To execute most recipes in a classic cocktail manual, you need a mixing tin, citrus and booze. Today, recipes are more complicated: Rife with foraged produce and bitters that take months to craft, they’re not exactly user-friendly. Enter Wine & Spirits’ House Mix: a collection of recipes and tips for the easy-to-replicate drinks that professional bartenders make at home.
Kate Bolton ran the cocktail program at Maven in San Francisco before relocating to Portland to open Americano. At the end of August, she helped the team from Ava Gene’s open a new restaurant called Tusk, and you’ll now find her there, shaking and stirring drinks to go alongside seasonal Oregon produce prepared with Middle Eastern techniques and spices.
She came up with this super-simple cocktail a few years ago, while on an August road trip through Oregon with her fiance. “We spent part of the afternoon picking wild blackberries and stayed that night in Seven Devils Campground,” she recalls. “I just so happened to have a bottle of Reposado Tequila, and made us some simple cocktails of muddled blackberries, mint, sugar and Tequila.”
Kate Bolton’s Seven Devils Smash
2 ounces of Espolon Reposado Tequila
½ ounce of 1:1 simple syrup (preferably raw cane or demerara sugar)
2 roasted blackberries (see below)
Large pinch mint
Skewer blackberries and roast them over a gas burner, rotating in order to char on all sides. Muddle blackberries with mint and sugar in a rocks glass. Add ice and tequila and stir to dilute. Garnish with large mint sprig and whole berries.
A marriage made in smoke
“Espolon is affordable and plays well with others, with a smoky agave presence that mirrors that charred flavor of the blackberries without being overwhelming. People like the element of smoke, they like Mezcal, they like Scotch… Chefs are charring things all the time.”
Fruit at the bottom

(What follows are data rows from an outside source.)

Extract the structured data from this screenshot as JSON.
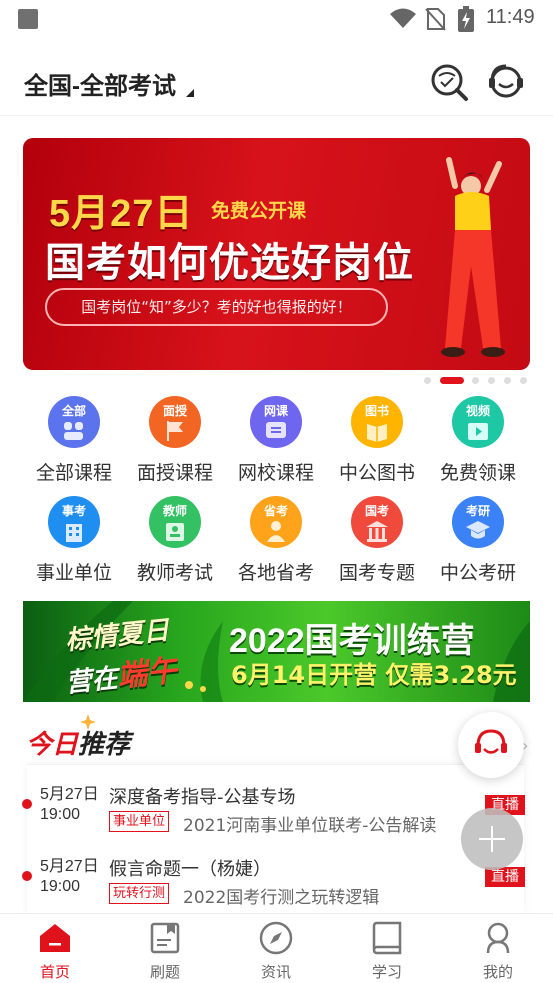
{
  "status_bar": {
    "time": "11:49"
  },
  "header": {
    "region_label": "全国-全部考试"
  },
  "banner": {
    "date": "5月27日",
    "tag": "免费公开课",
    "title": "国考如何优选好岗位",
    "subtitle": "国考岗位“知”多少？考的好也得报的好！",
    "active_index": 1,
    "count": 7
  },
  "categories": [
    {
      "label": "全部课程",
      "mini": "全部",
      "color": "#5b74ee",
      "icon": "grid-icon"
    },
    {
      "label": "面授课程",
      "mini": "面授",
      "color": "#f26522",
      "icon": "flag-icon"
    },
    {
      "label": "网校课程",
      "mini": "网课",
      "color": "#6f66f0",
      "icon": "screen-icon"
    },
    {
      "label": "中公图书",
      "mini": "图书",
      "color": "#ffb400",
      "icon": "book-icon"
    },
    {
      "label": "免费领课",
      "mini": "视频",
      "color": "#1ec8a5",
      "icon": "video-icon"
    },
    {
      "label": "事业单位",
      "mini": "事考",
      "color": "#1f8ef1",
      "icon": "building-icon"
    },
    {
      "label": "教师考试",
      "mini": "教师",
      "color": "#34c164",
      "icon": "teacher-icon"
    },
    {
      "label": "各地省考",
      "mini": "省考",
      "color": "#ffa31a",
      "icon": "person-icon"
    },
    {
      "label": "国考专题",
      "mini": "国考",
      "color": "#ef4a3c",
      "icon": "hall-icon"
    },
    {
      "label": "中公考研",
      "mini": "考研",
      "color": "#3b82f6",
      "icon": "graduation-icon"
    }
  ],
  "promo": {
    "left_line1": "棕情夏日",
    "left_line2_a": "营在",
    "left_line2_b": "端午",
    "title": "2022国考训练营",
    "subtitle": "6月14日开营 仅需3.28元"
  },
  "recommend": {
    "title_red": "今日",
    "title_dark": "推荐",
    "items": [
      {
        "date": "5月27日",
        "time": "19:00",
        "name": "深度备考指导-公基专场",
        "tag": "事业单位",
        "desc": "2021河南事业单位联考-公告解读",
        "live": "直播"
      },
      {
        "date": "5月27日",
        "time": "19:00",
        "name": "假言命题一（杨婕）",
        "tag": "玩转行测",
        "desc": "2022国考行测之玩转逻辑",
        "live": "直播"
      }
    ]
  },
  "bottom_nav": [
    {
      "label": "首页",
      "icon": "home-icon",
      "active": true
    },
    {
      "label": "刷题",
      "icon": "practice-icon",
      "active": false
    },
    {
      "label": "资讯",
      "icon": "compass-icon",
      "active": false
    },
    {
      "label": "学习",
      "icon": "study-icon",
      "active": false
    },
    {
      "label": "我的",
      "icon": "profile-icon",
      "active": false
    }
  ],
  "colors": {
    "brand_red": "#e0121c",
    "banner_red": "#d7121a",
    "promo_green": "#27a51d"
  }
}
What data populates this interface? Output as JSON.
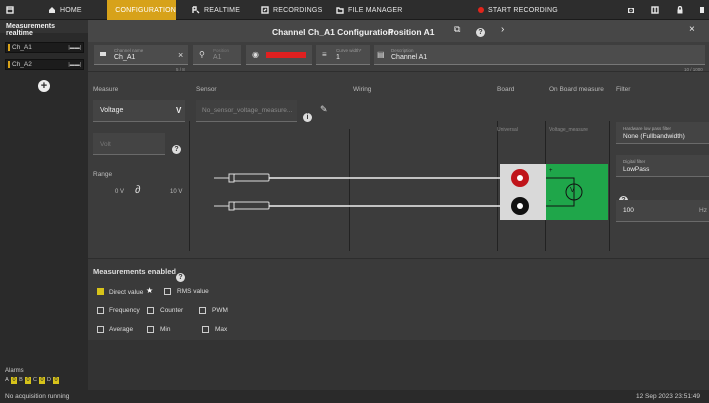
{
  "topbar": {
    "home": "HOME",
    "configuration": "CONFIGURATION",
    "realtime": "REALTIME",
    "recordings": "RECORDINGS",
    "file_manager": "FILE MANAGER",
    "start_recording": "START RECORDING"
  },
  "sidebar": {
    "title": "Measurements realtime",
    "channels": [
      {
        "label": "Ch_A1"
      },
      {
        "label": "Ch_A2"
      }
    ],
    "alarms_label": "Alarms",
    "alarm_letters": [
      "A",
      "0",
      "B",
      "0",
      "C",
      "0",
      "D",
      "0"
    ]
  },
  "header": {
    "title": "Channel Ch_A1 Configuration",
    "position": "Position A1"
  },
  "fields": {
    "channel_name_label": "Channel name",
    "channel_name": "Ch_A1",
    "channel_name_counter": "5 / 8",
    "position_label": "Position",
    "position": "A1",
    "curve_width_label": "Curve width*",
    "curve_width": "1",
    "description_label": "Description",
    "description": "Channel A1",
    "description_counter": "10 / 1000",
    "color": "#e02020"
  },
  "columns": {
    "measure": "Measure",
    "sensor": "Sensor",
    "wiring": "Wiring",
    "board": "Board",
    "on_board_measure": "On Board measure",
    "filter": "Filter"
  },
  "measure": {
    "type": "Voltage",
    "unit_short": "V",
    "unit_placeholder": "Volt",
    "range_label": "Range",
    "range_min": "0 V",
    "range_max": "10 V"
  },
  "sensor": {
    "value": "No_sensor_voltage_measure..."
  },
  "board": {
    "universal": "Universal",
    "voltage_measure": "Voltage_measure",
    "meter_symbol": "V",
    "plus": "+",
    "minus": "-"
  },
  "filter": {
    "hw_label": "Hardware low pass filter",
    "hw_value": "None (Fullbandwidth)",
    "digital_label": "Digital filter",
    "digital_value": "LowPass",
    "freq_value": "100",
    "freq_unit": "Hz"
  },
  "measurements_enabled": {
    "title": "Measurements enabled",
    "items": [
      {
        "label": "Direct value",
        "checked": true
      },
      {
        "label": "RMS value",
        "checked": false
      },
      {
        "label": "Frequency",
        "checked": false
      },
      {
        "label": "Counter",
        "checked": false
      },
      {
        "label": "PWM",
        "checked": false
      },
      {
        "label": "Average",
        "checked": false
      },
      {
        "label": "Min",
        "checked": false
      },
      {
        "label": "Max",
        "checked": false
      }
    ]
  },
  "status": {
    "acquisition": "No acquisition running",
    "datetime": "12 Sep 2023 23:51:49"
  },
  "colors": {
    "accent": "#d7a21a",
    "record": "#e2251b",
    "board_green": "#1fa64a"
  }
}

“Adding ice and tequila after muddling keeps the mint and blackberry seeds on the bottom of the drink and out of your guests’ teeth. Stir carefully, keeping the spoon at the bottom of the glass—don’t move it up and down.”
This recipe is a W&S web exclusive.